It was October of 2008. I was in the middle of the thirteen-hour bus ride from New Paltz, New York, to Potsdam, New York, courtesy of Adirondack Trailways. Somewhere around Lake Placid, as the bus wound its way through the largest state park in America, I had a moment of panic. Had I lost it? I checked my pockets more than twice, went into my backpack, and couldn’t find it. Thankfully, it was on my lap the entire time. A small white box. One with Chinese lettering on it. On most days, a box like this would hold gum. Orange flavored. The kind you can get inexpensively in Manhattan’s Chinatown district. But today it had something different inside. Instead of gum, there was a $1,300 engagement ring. White gold. Single diamond. To this very day, it’s the most expensive thing I have ever purchased. I don’t know where the ring is now. Probably sold. Or sitting at the bottom of a crate somewhere in Glens Falls, New York, forgotten. It doesn’t really matter.

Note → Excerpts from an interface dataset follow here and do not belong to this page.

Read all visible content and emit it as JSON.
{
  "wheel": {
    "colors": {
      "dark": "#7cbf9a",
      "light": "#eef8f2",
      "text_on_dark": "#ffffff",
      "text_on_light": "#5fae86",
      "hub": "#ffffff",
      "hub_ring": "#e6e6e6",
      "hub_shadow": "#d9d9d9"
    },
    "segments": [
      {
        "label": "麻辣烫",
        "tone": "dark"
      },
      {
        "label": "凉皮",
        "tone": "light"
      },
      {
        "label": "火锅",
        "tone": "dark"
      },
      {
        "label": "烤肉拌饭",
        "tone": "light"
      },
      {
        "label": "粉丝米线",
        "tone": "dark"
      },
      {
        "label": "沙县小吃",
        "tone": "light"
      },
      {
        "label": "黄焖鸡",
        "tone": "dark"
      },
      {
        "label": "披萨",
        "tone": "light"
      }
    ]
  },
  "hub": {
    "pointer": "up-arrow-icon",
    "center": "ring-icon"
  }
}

What does matters is that, if I thought like a growth hacker back then, I would still be married now. That probably sounds ridiculous, but it’s true. The way I used to think? There was no plan. I wasn’t ready for the economy to collapse, which it did a couple of months after the marriage proposal. I wasn’t prepared for the environment I was operating in, upstate New York isn’t exactly known for its job opportunities for marketing people like us. I had a lot of pride that needed swallowing so that I could take a job that paid the bills. And, finally, I thought relentlessly pursuing one thing, Social Media Is Bullshit, and doing a half-assed job of it, would solve all my problems. Funny enough, I was right about that last part. But. Had I not done a half-assed job, I’d still be married and wouldn’t be in need of planning an extensive re-launch of that book. We’ll talk more about that later. (Trust me, everything I’m writing on SocialTimes about growth hacking ties together. First I’m going to define it, tell you what I think the job entails, and then I’m going to walk you through how I’m using the tactics of a growth hacker to launch, or in this case re-launch, a product. When I’m done, you should have a full 360 degree look at what growth hacking is, and isn’t, why it’s important, and how you too can be a growth hacker.)

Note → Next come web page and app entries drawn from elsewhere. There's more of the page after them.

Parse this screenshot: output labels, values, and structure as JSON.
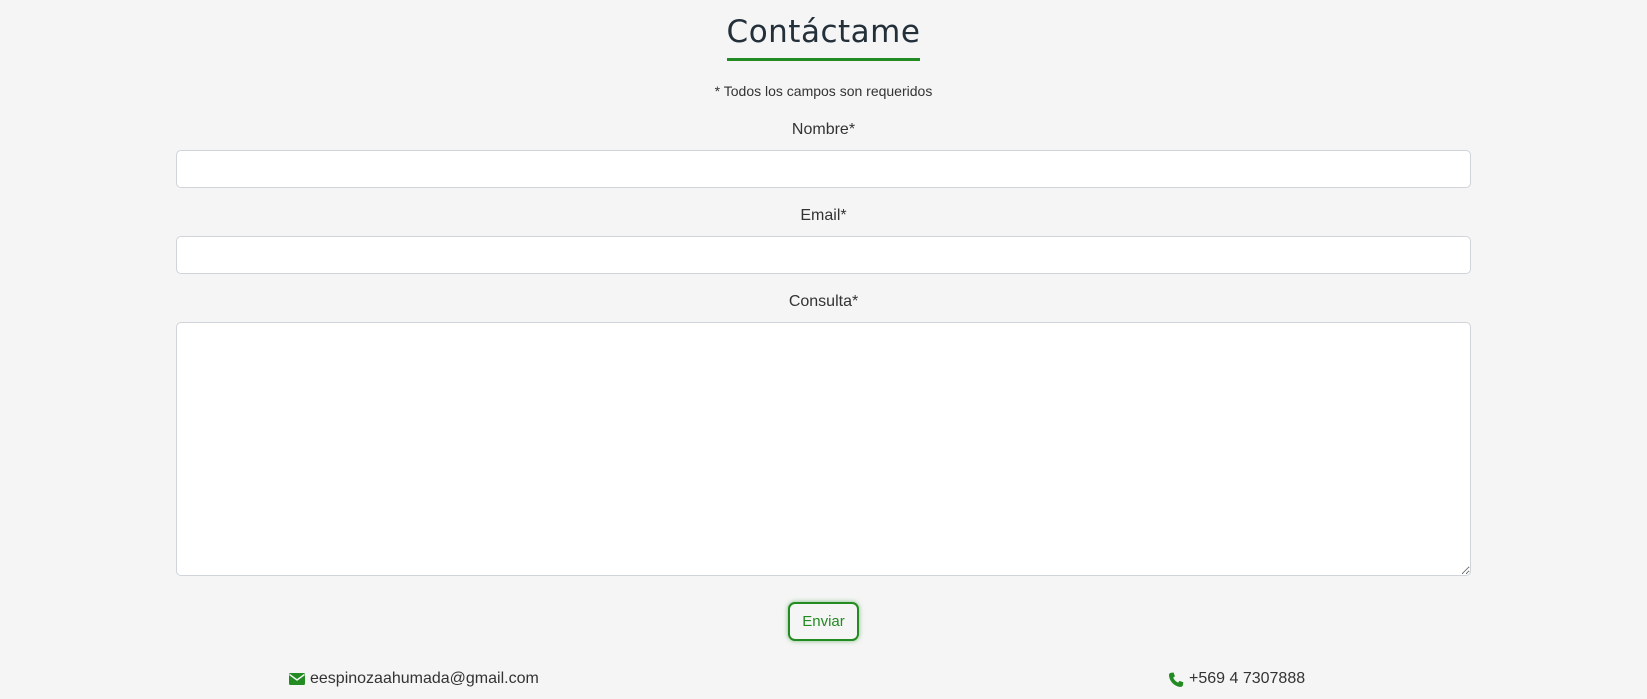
{
  "title": "Contáctame",
  "note": "* Todos los campos son requeridos",
  "form": {
    "name_label": "Nombre*",
    "name_value": "",
    "email_label": "Email*",
    "email_value": "",
    "message_label": "Consulta*",
    "message_value": "",
    "submit_label": "Enviar"
  },
  "contact": {
    "email_icon": "envelope-icon",
    "email": "eespinozaahumada@gmail.com",
    "phone_icon": "phone-icon",
    "phone": "+569 4 7307888"
  },
  "colors": {
    "accent": "#228b22",
    "background": "#f5f5f5",
    "title_text": "#23303a"
  }
}
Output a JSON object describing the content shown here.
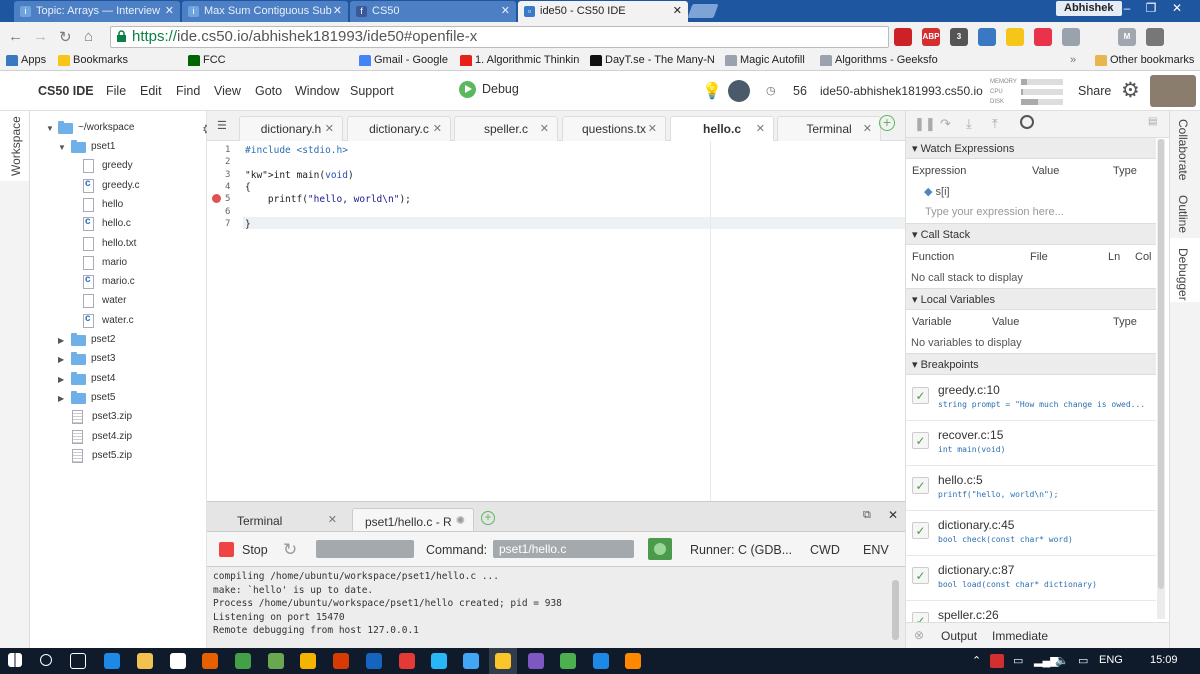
{
  "browser": {
    "tabs": [
      {
        "title": "Topic: Arrays — Interview",
        "icon": "interviewbit-icon",
        "active": false
      },
      {
        "title": "Max Sum Contiguous Sub",
        "icon": "interviewbit-icon",
        "active": false
      },
      {
        "title": "CS50",
        "icon": "facebook-icon",
        "active": false
      },
      {
        "title": "ide50 - CS50 IDE",
        "icon": "cs50-icon",
        "active": true
      }
    ],
    "user": "Abhishek",
    "url_scheme": "https://",
    "url_rest": "ide.cs50.io/abhishek181993/ide50#openfile-x",
    "extensions": [
      {
        "name": "pinterest-icon",
        "color": "#cc2127",
        "text": ""
      },
      {
        "name": "adblock-icon",
        "color": "#d32f2f",
        "text": "ABP"
      },
      {
        "name": "extension-badge-icon",
        "color": "#555555",
        "text": "3"
      },
      {
        "name": "screen-icon",
        "color": "#3b78c2",
        "text": ""
      },
      {
        "name": "star-icon",
        "color": "#f5c518",
        "text": ""
      },
      {
        "name": "pocket-icon",
        "color": "#e8334a",
        "text": ""
      },
      {
        "name": "mail-icon",
        "color": "#9aa3ad",
        "text": ""
      },
      {
        "name": "bookmark-star-icon",
        "color": "#f2f2f2",
        "text": ""
      },
      {
        "name": "m-icon",
        "color": "#a0a7ae",
        "text": "M"
      },
      {
        "name": "menu-icon",
        "color": "#777777",
        "text": ""
      }
    ],
    "bookmarks": [
      {
        "label": "Apps",
        "icon": "apps-icon",
        "color": "#3b78c2"
      },
      {
        "label": "Bookmarks",
        "icon": "star-icon",
        "color": "#f5c518"
      },
      {
        "label": "",
        "icon": "facebook-icon",
        "color": "#3b5998"
      },
      {
        "label": "",
        "icon": "reader-icon",
        "color": "#b0413e"
      },
      {
        "label": "FCC",
        "icon": "fcc-icon",
        "color": "#006400"
      },
      {
        "label": "",
        "icon": "youtube-icon",
        "color": "#e62117"
      },
      {
        "label": "",
        "icon": "google-icon",
        "color": "#4285f4"
      },
      {
        "label": "",
        "icon": "spider-icon",
        "color": "#222222"
      },
      {
        "label": "",
        "icon": "va-icon",
        "color": "#111111"
      },
      {
        "label": "",
        "icon": "t-icon",
        "color": "#2a6fb8"
      },
      {
        "label": "Gmail - Google",
        "icon": "google-icon",
        "color": "#4285f4"
      },
      {
        "label": "1. Algorithmic Thinkin",
        "icon": "youtube-icon",
        "color": "#e62117"
      },
      {
        "label": "DayT.se - The Many-N",
        "icon": "m-logo-icon",
        "color": "#111111"
      },
      {
        "label": "Magic Autofill",
        "icon": "page-icon",
        "color": "#9aa3ad"
      },
      {
        "label": "Algorithms - Geeksfo",
        "icon": "page-icon",
        "color": "#9aa3ad"
      }
    ],
    "other_bookmarks": "Other bookmarks"
  },
  "ide": {
    "title": "CS50 IDE",
    "menu": [
      "File",
      "Edit",
      "Find",
      "View",
      "Goto",
      "Window",
      "Support"
    ],
    "debug_label": "Debug",
    "counter": "56",
    "workspace_name": "ide50-abhishek181993.cs50.io",
    "meters": [
      {
        "label": "MEMORY",
        "level": 0.15
      },
      {
        "label": "CPU",
        "level": 0.05
      },
      {
        "label": "DISK",
        "level": 0.4
      }
    ],
    "share_label": "Share",
    "left_strip_label": "Workspace",
    "right_strip_labels": [
      "Collaborate",
      "Outline",
      "Debugger"
    ]
  },
  "tree": {
    "root": "~/workspace",
    "nodes": [
      {
        "label": "pset1",
        "type": "folder",
        "depth": 1,
        "expanded": true
      },
      {
        "label": "greedy",
        "type": "file",
        "depth": 2
      },
      {
        "label": "greedy.c",
        "type": "c",
        "depth": 2
      },
      {
        "label": "hello",
        "type": "file",
        "depth": 2
      },
      {
        "label": "hello.c",
        "type": "c",
        "depth": 2
      },
      {
        "label": "hello.txt",
        "type": "file",
        "depth": 2
      },
      {
        "label": "mario",
        "type": "file",
        "depth": 2
      },
      {
        "label": "mario.c",
        "type": "c",
        "depth": 2
      },
      {
        "label": "water",
        "type": "file",
        "depth": 2
      },
      {
        "label": "water.c",
        "type": "c",
        "depth": 2
      },
      {
        "label": "pset2",
        "type": "folder",
        "depth": 1,
        "expanded": false
      },
      {
        "label": "pset3",
        "type": "folder",
        "depth": 1,
        "expanded": false
      },
      {
        "label": "pset4",
        "type": "folder",
        "depth": 1,
        "expanded": false
      },
      {
        "label": "pset5",
        "type": "folder",
        "depth": 1,
        "expanded": false
      },
      {
        "label": "pset3.zip",
        "type": "zip",
        "depth": 1
      },
      {
        "label": "pset4.zip",
        "type": "zip",
        "depth": 1
      },
      {
        "label": "pset5.zip",
        "type": "zip",
        "depth": 1
      }
    ]
  },
  "editor": {
    "tabs": [
      "dictionary.h",
      "dictionary.c",
      "speller.c",
      "questions.tx",
      "hello.c",
      "Terminal"
    ],
    "active_tab": 4,
    "lines": [
      {
        "n": "1",
        "text": "#include <stdio.h>"
      },
      {
        "n": "2",
        "text": ""
      },
      {
        "n": "3",
        "text": "int main(void)"
      },
      {
        "n": "4",
        "text": "{"
      },
      {
        "n": "5",
        "text": "    printf(\"hello, world\\n\");"
      },
      {
        "n": "6",
        "text": ""
      },
      {
        "n": "7",
        "text": "}"
      }
    ]
  },
  "panel": {
    "tabs": [
      "Terminal",
      "pset1/hello.c - R"
    ],
    "stop_label": "Stop",
    "command_label": "Command:",
    "command_value": "pset1/hello.c",
    "runner_label": "Runner: C (GDB...",
    "cwd_label": "CWD",
    "env_label": "ENV",
    "output": [
      "compiling /home/ubuntu/workspace/pset1/hello.c ...",
      "make: `hello' is up to date.",
      "Process /home/ubuntu/workspace/pset1/hello created; pid = 938",
      "Listening on port 15470",
      "Remote debugging from host 127.0.0.1",
      ""
    ]
  },
  "debugger": {
    "watch": {
      "title": "Watch Expressions",
      "cols": [
        "Expression",
        "Value",
        "Type"
      ],
      "items": [
        "s[i]"
      ],
      "placeholder": "Type your expression here..."
    },
    "callstack": {
      "title": "Call Stack",
      "cols": [
        "Function",
        "File",
        "Ln",
        "Col"
      ],
      "empty": "No call stack to display"
    },
    "locals": {
      "title": "Local Variables",
      "cols": [
        "Variable",
        "Value",
        "Type"
      ],
      "empty": "No variables to display"
    },
    "breakpoints": {
      "title": "Breakpoints",
      "items": [
        {
          "loc": "greedy.c:10",
          "code": "string prompt = \"How much change is owed..."
        },
        {
          "loc": "recover.c:15",
          "code": "int main(void)"
        },
        {
          "loc": "hello.c:5",
          "code": "printf(\"hello, world\\n\");"
        },
        {
          "loc": "dictionary.c:45",
          "code": "bool check(const char* word)"
        },
        {
          "loc": "dictionary.c:87",
          "code": "bool load(const char* dictionary)"
        },
        {
          "loc": "speller.c:26",
          "code": ""
        }
      ]
    },
    "footer": [
      "Output",
      "Immediate"
    ]
  },
  "taskbar": {
    "apps": [
      {
        "name": "windows-start-icon",
        "color": "#ffffff"
      },
      {
        "name": "search-icon",
        "color": "#ffffff"
      },
      {
        "name": "task-view-icon",
        "color": "#ffffff"
      },
      {
        "name": "edge-icon",
        "color": "#1e88e5"
      },
      {
        "name": "file-explorer-icon",
        "color": "#f2c14e"
      },
      {
        "name": "store-icon",
        "color": "#ffffff"
      },
      {
        "name": "firefox-icon",
        "color": "#e66000"
      },
      {
        "name": "app-green-icon",
        "color": "#43a047"
      },
      {
        "name": "globe-icon",
        "color": "#6aa84f"
      },
      {
        "name": "notes-icon",
        "color": "#f4b400"
      },
      {
        "name": "office-icon",
        "color": "#d83b01"
      },
      {
        "name": "news-icon",
        "color": "#1565c0"
      },
      {
        "name": "paint-icon",
        "color": "#e53935"
      },
      {
        "name": "star-app-icon",
        "color": "#29b6f6"
      },
      {
        "name": "people-icon",
        "color": "#42a5f5"
      },
      {
        "name": "chrome-icon",
        "color": "#fbbc05"
      },
      {
        "name": "dev-icon",
        "color": "#7e57c2"
      },
      {
        "name": "utorrent-icon",
        "color": "#4caf50"
      },
      {
        "name": "settings-app-icon",
        "color": "#1e88e5"
      },
      {
        "name": "vlc-icon",
        "color": "#ff8800"
      }
    ],
    "lang": "ENG",
    "time": "15:09"
  }
}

Growth hackers don’t think the way I used to. They can’t afford to think like that, which is why it’s my hope to get you to start thinking like one. Not only could it help improve your personal life, but professionally it could be the difference between being employed and working at Walmart when you’re faced with no other options. Not that there’s anything wrong with that. Sooner or later, the title of “social media marketer”, “inbound marketing expert”, and “content marketing guru” will become obsolete. In fact, the latter two titles only exist now because most of us are catching on to the numerous scams of social media marketing. So the name is being changed by the people who benefit from the lie to keep themselves in business. I assume those of you reading this are the good guys though (or good girls, although I tend to use “guys” without it being gender specific). If you’re one of the good guys, you gotta stay one step ahead if you’re going to survive, and that’s why it’s important we get to certain fields and terms first. Before the social media hucksters do. Thankfully, thinking like a growth hacker is easy. And unlike those other titles that really refer to the same job with nebulous functions and questionable results, growth hackers have a plan, a clear cut goal, and multiple paths that they can follow to achieve that goal. Those paths are made not by sheer force of will and ignorance (like mine was with the book), but are developed through constant research, some detective work, and lots of tweaking. In fact if you’re going to walk around and call yourself a growth hacker you should be able to take that plan one step further. If you do your job right, as a growth hacker you should be able to see the future.
Ok. We’re not talking clairvoyance on the level of Miss Cleo, although if the numerous lawsuits brought against the Psychic Readers Network are any indication, it’s easy to suggest you can see the future better than she could anyway. What I mean when I say “see the future” is that, when it comes specifically to the product or campaign you’re working on, that you can see its future.
And how you can actually see your product’s future is something I will start to tell you about tomorrow.
(Photo of Glens Falls, New York, courtesy of Dougtone on Flickr. B.J. Mendelson’s old apartment is two buildings to the left from the Domino’s on the top floor.)